(583j) Li4Ti5O12 Pouch Cell Battery System for Selective Lithium Recovery from Aqueous Resources

Lawagon, C. P. - Presenter, Myongji University
Nisola, G. M., Myongji University
Chung, W. J., Myongji University
Lithium shortage in the future has been predicted due to the surge on its demand especially for its use in electric vehicles (EVs). Consequently, recovery of lithium (Li) from other sources such as seawater, brine, and Li containing wastewater has been the center of interest in the energy sector. Discussions are directed towards aqueous sources to potentially alleviate the impending crisis. Ion-exchange using inorganic compounds and electrochemical processes are extensively investigated for Li recovery. However, ion exchange method has significant drawbacks such as slow kinetics and instability of materials. On the other hand, electrochemical Li recovery is challenged with its energy related requirements. However, this method is environmentally benign, has higher production rate and more amenable to scale-up for industrial applications.

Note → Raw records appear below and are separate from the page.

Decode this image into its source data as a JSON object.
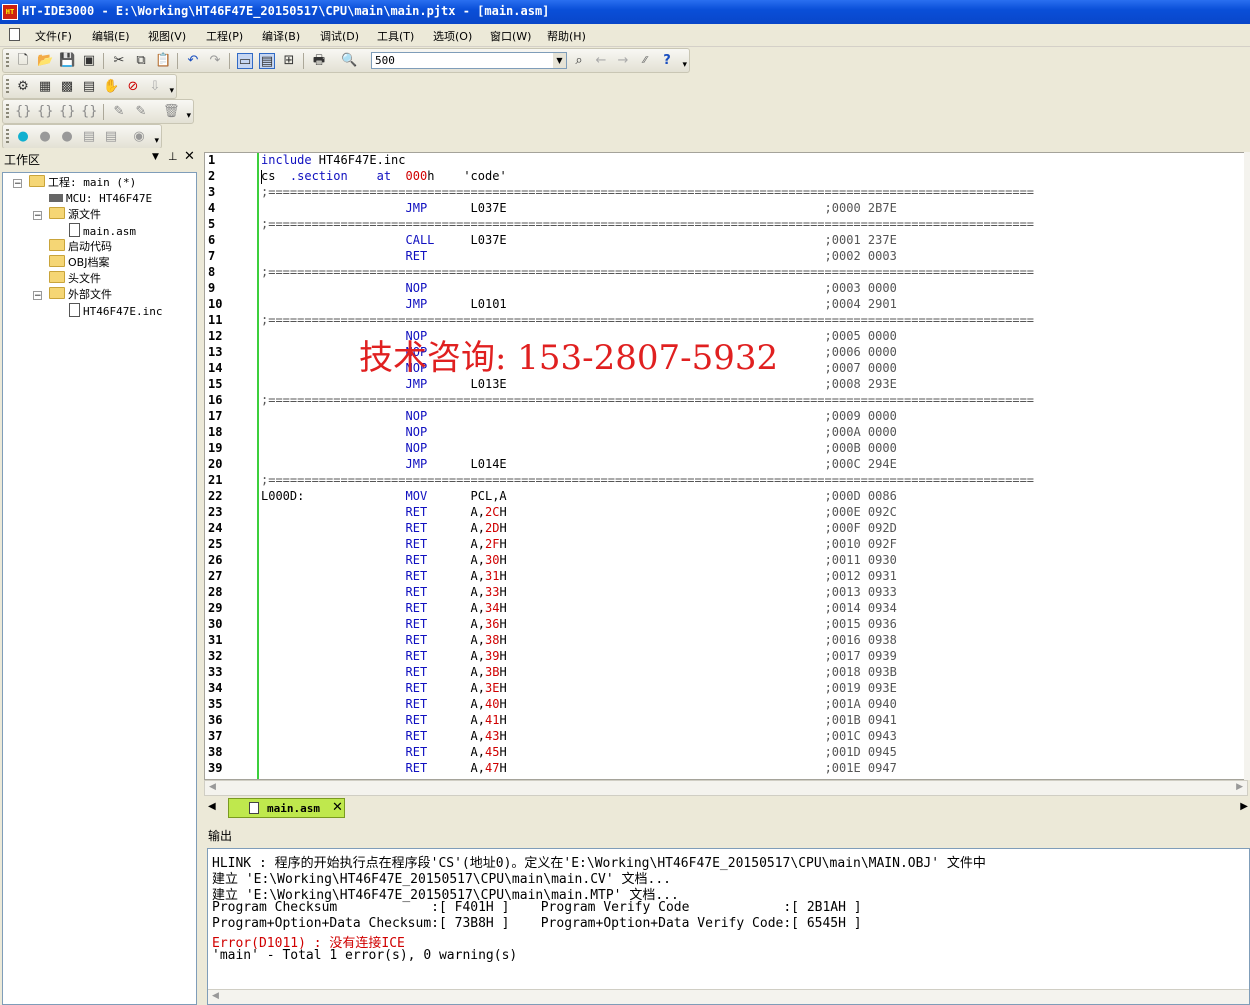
{
  "window": {
    "app_icon_text": "HT",
    "title": "HT-IDE3000 - E:\\Working\\HT46F47E_20150517\\CPU\\main\\main.pjtx - [main.asm]"
  },
  "menu": [
    "文件(F)",
    "编辑(E)",
    "视图(V)",
    "工程(P)",
    "编译(B)",
    "调试(D)",
    "工具(T)",
    "选项(O)",
    "窗口(W)",
    "帮助(H)"
  ],
  "toolbar": {
    "combo_value": "500"
  },
  "workspace": {
    "title": "工作区",
    "project": "工程: main (*)",
    "mcu": "MCU: HT46F47E",
    "source_folder": "源文件",
    "source_file": "main.asm",
    "startup_folder": "启动代码",
    "obj_folder": "OBJ档案",
    "header_folder": "头文件",
    "external_folder": "外部文件",
    "external_file": "HT46F47E.inc"
  },
  "editor": {
    "watermark": "技术咨询: 153-2807-5932",
    "separator": ";==========================================================================================================",
    "lines": [
      {
        "n": "1",
        "label": "include HT46F47E.inc",
        "op": "",
        "arg": "",
        "cmt": "",
        "dir": true
      },
      {
        "n": "2",
        "label": "cs  .section    at  000h    'code'",
        "op": "",
        "arg": "",
        "cmt": "",
        "dir": true,
        "special": "cs"
      },
      {
        "n": "3",
        "sep": true
      },
      {
        "n": "4",
        "label": "",
        "op": "JMP",
        "arg": "L037E",
        "cmt": ";0000 2B7E"
      },
      {
        "n": "5",
        "sep": true
      },
      {
        "n": "6",
        "label": "",
        "op": "CALL",
        "arg": "L037E",
        "cmt": ";0001 237E"
      },
      {
        "n": "7",
        "label": "",
        "op": "RET",
        "arg": "",
        "cmt": ";0002 0003"
      },
      {
        "n": "8",
        "sep": true
      },
      {
        "n": "9",
        "label": "",
        "op": "NOP",
        "arg": "",
        "cmt": ";0003 0000"
      },
      {
        "n": "10",
        "label": "",
        "op": "JMP",
        "arg": "L0101",
        "cmt": ";0004 2901"
      },
      {
        "n": "11",
        "sep": true
      },
      {
        "n": "12",
        "label": "",
        "op": "NOP",
        "arg": "",
        "cmt": ";0005 0000"
      },
      {
        "n": "13",
        "label": "",
        "op": "NOP",
        "arg": "",
        "cmt": ";0006 0000"
      },
      {
        "n": "14",
        "label": "",
        "op": "NOP",
        "arg": "",
        "cmt": ";0007 0000"
      },
      {
        "n": "15",
        "label": "",
        "op": "JMP",
        "arg": "L013E",
        "cmt": ";0008 293E"
      },
      {
        "n": "16",
        "sep": true
      },
      {
        "n": "17",
        "label": "",
        "op": "NOP",
        "arg": "",
        "cmt": ";0009 0000"
      },
      {
        "n": "18",
        "label": "",
        "op": "NOP",
        "arg": "",
        "cmt": ";000A 0000"
      },
      {
        "n": "19",
        "label": "",
        "op": "NOP",
        "arg": "",
        "cmt": ";000B 0000"
      },
      {
        "n": "20",
        "label": "",
        "op": "JMP",
        "arg": "L014E",
        "cmt": ";000C 294E"
      },
      {
        "n": "21",
        "sep": true
      },
      {
        "n": "22",
        "label": "L000D:",
        "op": "MOV",
        "arg": "PCL,A",
        "cmt": ";000D 0086"
      },
      {
        "n": "23",
        "label": "",
        "op": "RET",
        "arg": "A,2CH",
        "hex": "2C",
        "cmt": ";000E 092C"
      },
      {
        "n": "24",
        "label": "",
        "op": "RET",
        "arg": "A,2DH",
        "hex": "2D",
        "cmt": ";000F 092D"
      },
      {
        "n": "25",
        "label": "",
        "op": "RET",
        "arg": "A,2FH",
        "hex": "2F",
        "cmt": ";0010 092F"
      },
      {
        "n": "26",
        "label": "",
        "op": "RET",
        "arg": "A,30H",
        "hex": "30",
        "cmt": ";0011 0930"
      },
      {
        "n": "27",
        "label": "",
        "op": "RET",
        "arg": "A,31H",
        "hex": "31",
        "cmt": ";0012 0931"
      },
      {
        "n": "28",
        "label": "",
        "op": "RET",
        "arg": "A,33H",
        "hex": "33",
        "cmt": ";0013 0933"
      },
      {
        "n": "29",
        "label": "",
        "op": "RET",
        "arg": "A,34H",
        "hex": "34",
        "cmt": ";0014 0934"
      },
      {
        "n": "30",
        "label": "",
        "op": "RET",
        "arg": "A,36H",
        "hex": "36",
        "cmt": ";0015 0936"
      },
      {
        "n": "31",
        "label": "",
        "op": "RET",
        "arg": "A,38H",
        "hex": "38",
        "cmt": ";0016 0938"
      },
      {
        "n": "32",
        "label": "",
        "op": "RET",
        "arg": "A,39H",
        "hex": "39",
        "cmt": ";0017 0939"
      },
      {
        "n": "33",
        "label": "",
        "op": "RET",
        "arg": "A,3BH",
        "hex": "3B",
        "cmt": ";0018 093B"
      },
      {
        "n": "34",
        "label": "",
        "op": "RET",
        "arg": "A,3EH",
        "hex": "3E",
        "cmt": ";0019 093E"
      },
      {
        "n": "35",
        "label": "",
        "op": "RET",
        "arg": "A,40H",
        "hex": "40",
        "cmt": ";001A 0940"
      },
      {
        "n": "36",
        "label": "",
        "op": "RET",
        "arg": "A,41H",
        "hex": "41",
        "cmt": ";001B 0941"
      },
      {
        "n": "37",
        "label": "",
        "op": "RET",
        "arg": "A,43H",
        "hex": "43",
        "cmt": ";001C 0943"
      },
      {
        "n": "38",
        "label": "",
        "op": "RET",
        "arg": "A,45H",
        "hex": "45",
        "cmt": ";001D 0945"
      },
      {
        "n": "39",
        "label": "",
        "op": "RET",
        "arg": "A,47H",
        "hex": "47",
        "cmt": ";001E 0947"
      }
    ]
  },
  "tab": {
    "label": "main.asm"
  },
  "output": {
    "title": "输出",
    "lines": [
      {
        "text": "HLINK : 程序的开始执行点在程序段'CS'(地址0)。定义在'E:\\Working\\HT46F47E_20150517\\CPU\\main\\MAIN.OBJ' 文件中",
        "error": false
      },
      {
        "text": "建立 'E:\\Working\\HT46F47E_20150517\\CPU\\main\\main.CV' 文档...",
        "error": false
      },
      {
        "text": "建立 'E:\\Working\\HT46F47E_20150517\\CPU\\main\\main.MTP' 文档...",
        "error": false
      },
      {
        "text": "Program Checksum            :[ F401H ]    Program Verify Code            :[ 2B1AH ]",
        "error": false
      },
      {
        "text": "Program+Option+Data Checksum:[ 73B8H ]    Program+Option+Data Verify Code:[ 6545H ]",
        "error": false
      },
      {
        "text": "Error(D1011) : 没有连接ICE",
        "error": true
      },
      {
        "text": "'main' - Total 1 error(s), 0 warning(s)",
        "error": false
      }
    ]
  },
  "colors": {
    "keyword": "#1010c0",
    "number": "#d00000",
    "gutter_bar": "#3ccf3c",
    "tab_active": "#bfe84d",
    "title_bar": "#0a4fd8"
  }
}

Electrochemical Li recovery from aqueous solutions is an attractive alternative to adsorption methods. An electrochemical system that suppresses the high energy requirement and offer high purity Li compounds at a shorter amount of time is necessary. Herein, a modified Li4Ti5O12 pouch cell battery system for electrochemical lithium recovery is presented. This hybrid reactor is composed of an anode in an organic electrolyte and Li-rich catholyte with Titanium foil or a porous carbon-based electrode as current collector. The two systems were integrated through an anode pouch cell assembly. It contained a lithium superionic conductor (LISICON) solid electrolyte in the open-structured top to separate the organic electrolyte from the aqueous electrolyte. Essentially, there were two reaction cells, one for Li capture and other for Li recovery. In Li capture cell, charging reaction of the system was the driving force to allow lithium ion (Li+) intercalation into the electrode inside the pouch cell. The Li-rich electrolyte was replaced with a suitable recovery solution to proceed with the Li+ release in a new cell. In the recovery cell, O2 (from air) passing through the cathode reacted with Li+ to form LiOH. On the other hand, if Li2CO3 is desired as the end-product, LiOH can be reacted with CO2 to form the carbonate product.

Repetitive cyclic voltammetry and galvanostatic cycling showed highly selective and stable electrochemical system for aqueous Li+ uptake and release. Overall, the hybrid electrochemical reactor is capable of selectively capturing Li+ at a fast rate and has a potential for high energy generation during the recovery process. Hence, this yielded an electrochemical Li recovery system that is environmentally benign and less energy intensive.

This research was supported by NRF funded by the Ministry of Science, ICT and future Planning (2017R1A2B2002109 and 2015R1A2A1A15055407) and the Ministry of Education (2009-0093816).